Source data
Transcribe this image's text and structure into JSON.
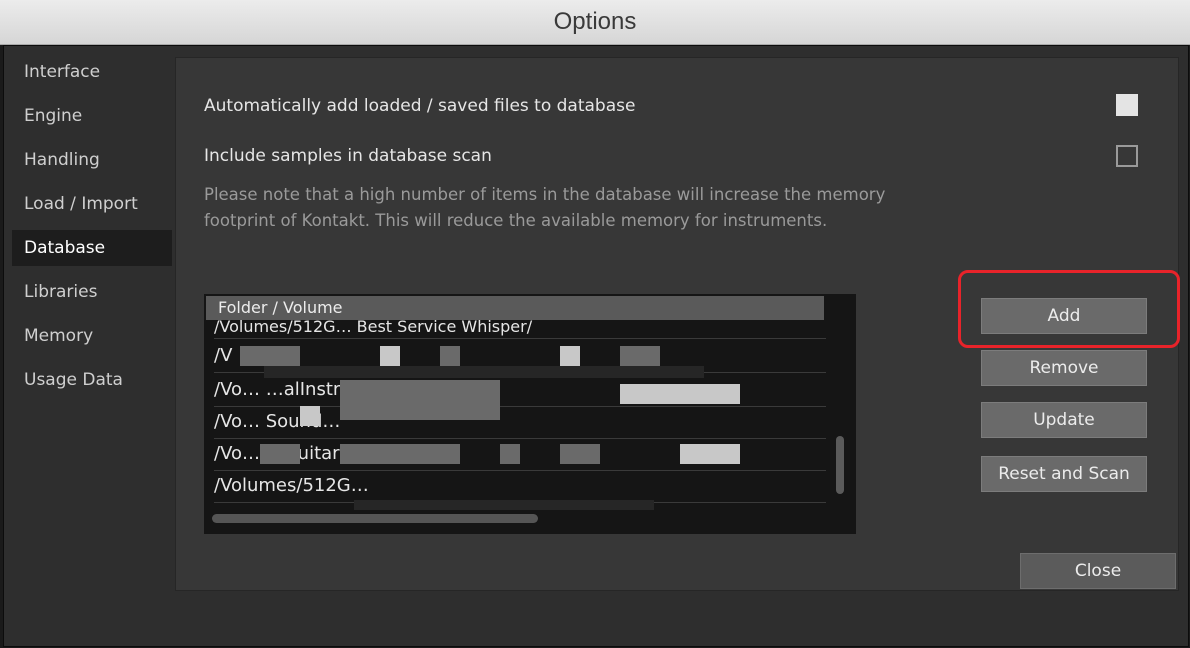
{
  "window": {
    "title": "Options"
  },
  "sidebar": {
    "items": [
      {
        "label": "Interface"
      },
      {
        "label": "Engine"
      },
      {
        "label": "Handling"
      },
      {
        "label": "Load / Import"
      },
      {
        "label": "Database",
        "active": true
      },
      {
        "label": "Libraries"
      },
      {
        "label": "Memory"
      },
      {
        "label": "Usage Data"
      }
    ]
  },
  "database": {
    "auto_add_label": "Automatically add loaded / saved files to database",
    "auto_add_checked": true,
    "include_samples_label": "Include samples in database scan",
    "include_samples_checked": false,
    "note": "Please note that a high number of items in the database will increase the memory footprint of Kontakt. This will reduce the available memory for instruments.",
    "list": {
      "header": "Folder / Volume",
      "rows": [
        "/Volumes/512G… Best Service Whisper/",
        "/V",
        "/Vo… …alInstruments/",
        "/Vo… Sound…",
        "/Vo… …Guitar Str",
        "/Volumes/512G…"
      ]
    },
    "buttons": {
      "add": "Add",
      "remove": "Remove",
      "update": "Update",
      "reset_scan": "Reset and Scan"
    }
  },
  "footer": {
    "close": "Close"
  },
  "colors": {
    "highlight": "#e8232a",
    "active_bg": "#1d1d1d",
    "button_bg": "#6a6a6a"
  }
}
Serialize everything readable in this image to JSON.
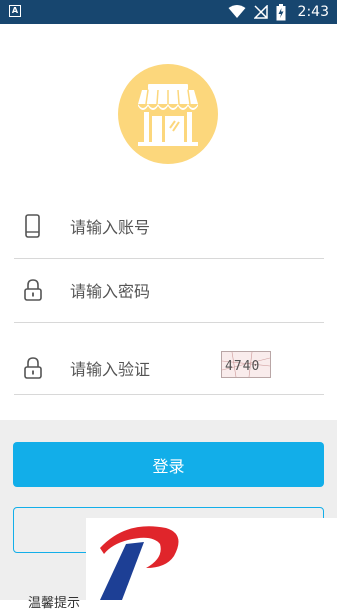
{
  "status_bar": {
    "time": "2:43",
    "icons": [
      "notification-a-icon",
      "wifi-icon",
      "signal-off-icon",
      "battery-charging-icon"
    ],
    "background": "#17466f"
  },
  "logo": {
    "icon": "storefront-icon",
    "color": "#fcd77c"
  },
  "form": {
    "account_placeholder": "请输入账号",
    "password_placeholder": "请输入密码",
    "captcha_placeholder": "请输入验证",
    "captcha_text": "4740"
  },
  "buttons": {
    "login_label": "登录",
    "accent": "#12aee9"
  },
  "footer": {
    "partial_text": "温馨提示"
  }
}
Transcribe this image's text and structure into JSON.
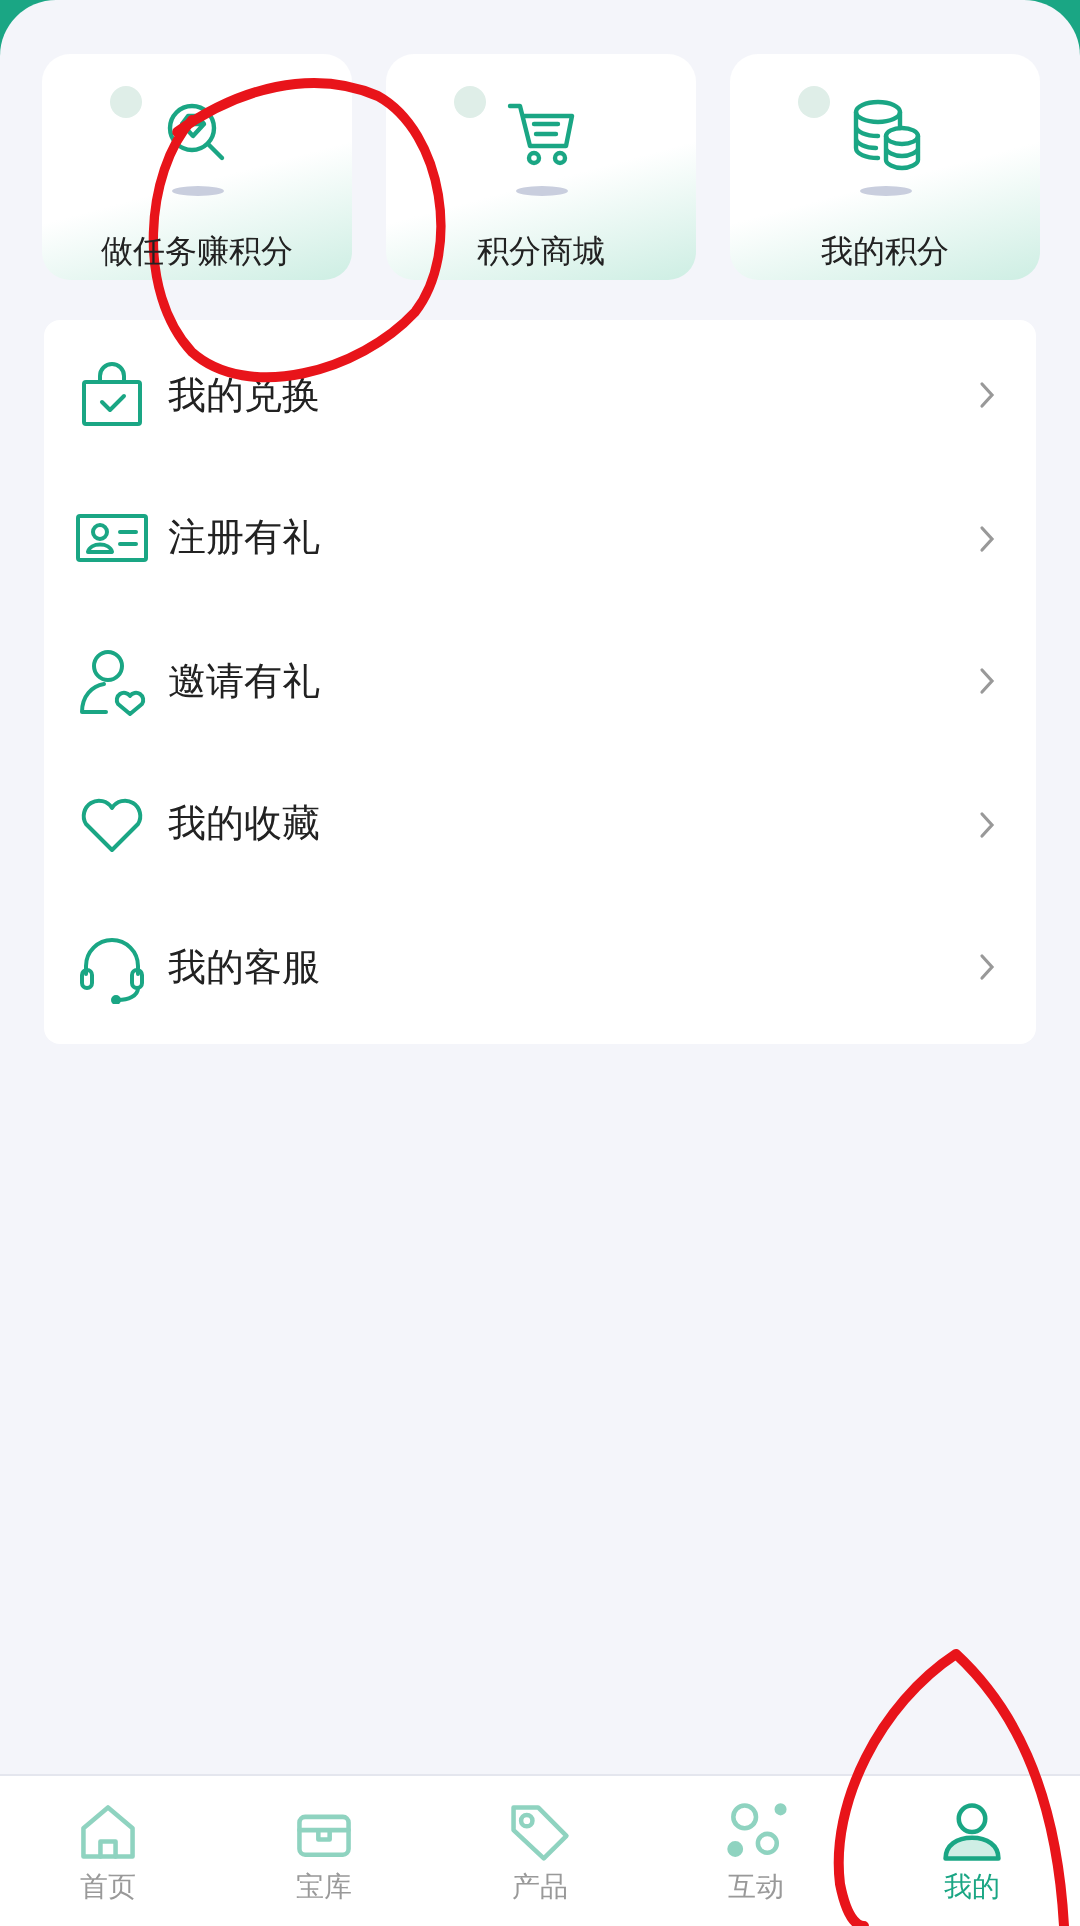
{
  "shortcuts": [
    {
      "label": "做任务赚积分",
      "kind": "task"
    },
    {
      "label": "积分商城",
      "kind": "cart"
    },
    {
      "label": "我的积分",
      "kind": "coins"
    }
  ],
  "menu": [
    {
      "label": "我的兑换",
      "kind": "bag"
    },
    {
      "label": "注册有礼",
      "kind": "card"
    },
    {
      "label": "邀请有礼",
      "kind": "invite"
    },
    {
      "label": "我的收藏",
      "kind": "heart"
    },
    {
      "label": "我的客服",
      "kind": "headset"
    }
  ],
  "tabs": [
    {
      "label": "首页",
      "kind": "home",
      "selected": false
    },
    {
      "label": "宝库",
      "kind": "treasure",
      "selected": false
    },
    {
      "label": "产品",
      "kind": "tag",
      "selected": false
    },
    {
      "label": "互动",
      "kind": "bubbles",
      "selected": false
    },
    {
      "label": "我的",
      "kind": "user",
      "selected": true
    }
  ]
}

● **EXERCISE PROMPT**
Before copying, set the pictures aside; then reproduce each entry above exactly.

● **WRITTEN SOLUTION**
Transcribe this image's text and structure into JSON.
{
  "window": {
    "title": "Options"
  },
  "sidebar": {
    "items": [
      {
        "label": "Interface"
      },
      {
        "label": "Engine"
      },
      {
        "label": "Handling"
      },
      {
        "label": "Load / Import"
      },
      {
        "label": "Database",
        "active": true
      },
      {
        "label": "Libraries"
      },
      {
        "label": "Memory"
      },
      {
        "label": "Usage Data"
      }
    ]
  },
  "database": {
    "auto_add_label": "Automatically add loaded / saved files to database",
    "auto_add_checked": true,
    "include_samples_label": "Include samples in database scan",
    "include_samples_checked": false,
    "note": "Please note that a high number of items in the database will increase the memory footprint of Kontakt. This will reduce the available memory for instruments.",
    "list": {
      "header": "Folder / Volume",
      "rows": [
        "/Volumes/512G… Best Service Whisper/",
        "/V",
        "/Vo… …alInstruments/",
        "/Vo… Sound…",
        "/Vo… …Guitar Str",
        "/Volumes/512G…"
      ]
    },
    "buttons": {
      "add": "Add",
      "remove": "Remove",
      "update": "Update",
      "reset_scan": "Reset and Scan"
    }
  },
  "footer": {
    "close": "Close"
  },
  "colors": {
    "highlight": "#e8232a",
    "active_bg": "#1d1d1d",
    "button_bg": "#6a6a6a"
  }
}
Serialize everything readable in this image to JSON.
{
  "status_bar": {
    "time": "2:43",
    "icons": [
      "notification-a-icon",
      "wifi-icon",
      "signal-off-icon",
      "battery-charging-icon"
    ],
    "background": "#17466f"
  },
  "logo": {
    "icon": "storefront-icon",
    "color": "#fcd77c"
  },
  "form": {
    "account_placeholder": "请输入账号",
    "password_placeholder": "请输入密码",
    "captcha_placeholder": "请输入验证",
    "captcha_text": "4740"
  },
  "buttons": {
    "login_label": "登录",
    "accent": "#12aee9"
  },
  "footer": {
    "partial_text": "温馨提示"
  }
}
Transcribe this image's text and structure into JSON.
{
  "shortcuts": [
    {
      "label": "做任务赚积分",
      "kind": "task"
    },
    {
      "label": "积分商城",
      "kind": "cart"
    },
    {
      "label": "我的积分",
      "kind": "coins"
    }
  ],
  "menu": [
    {
      "label": "我的兑换",
      "kind": "bag"
    },
    {
      "label": "注册有礼",
      "kind": "card"
    },
    {
      "label": "邀请有礼",
      "kind": "invite"
    },
    {
      "label": "我的收藏",
      "kind": "heart"
    },
    {
      "label": "我的客服",
      "kind": "headset"
    }
  ],
  "tabs": [
    {
      "label": "首页",
      "kind": "home",
      "selected": false
    },
    {
      "label": "宝库",
      "kind": "treasure",
      "selected": false
    },
    {
      "label": "产品",
      "kind": "tag",
      "selected": false
    },
    {
      "label": "互动",
      "kind": "bubbles",
      "selected": false
    },
    {
      "label": "我的",
      "kind": "user",
      "selected": true
    }
  ]
}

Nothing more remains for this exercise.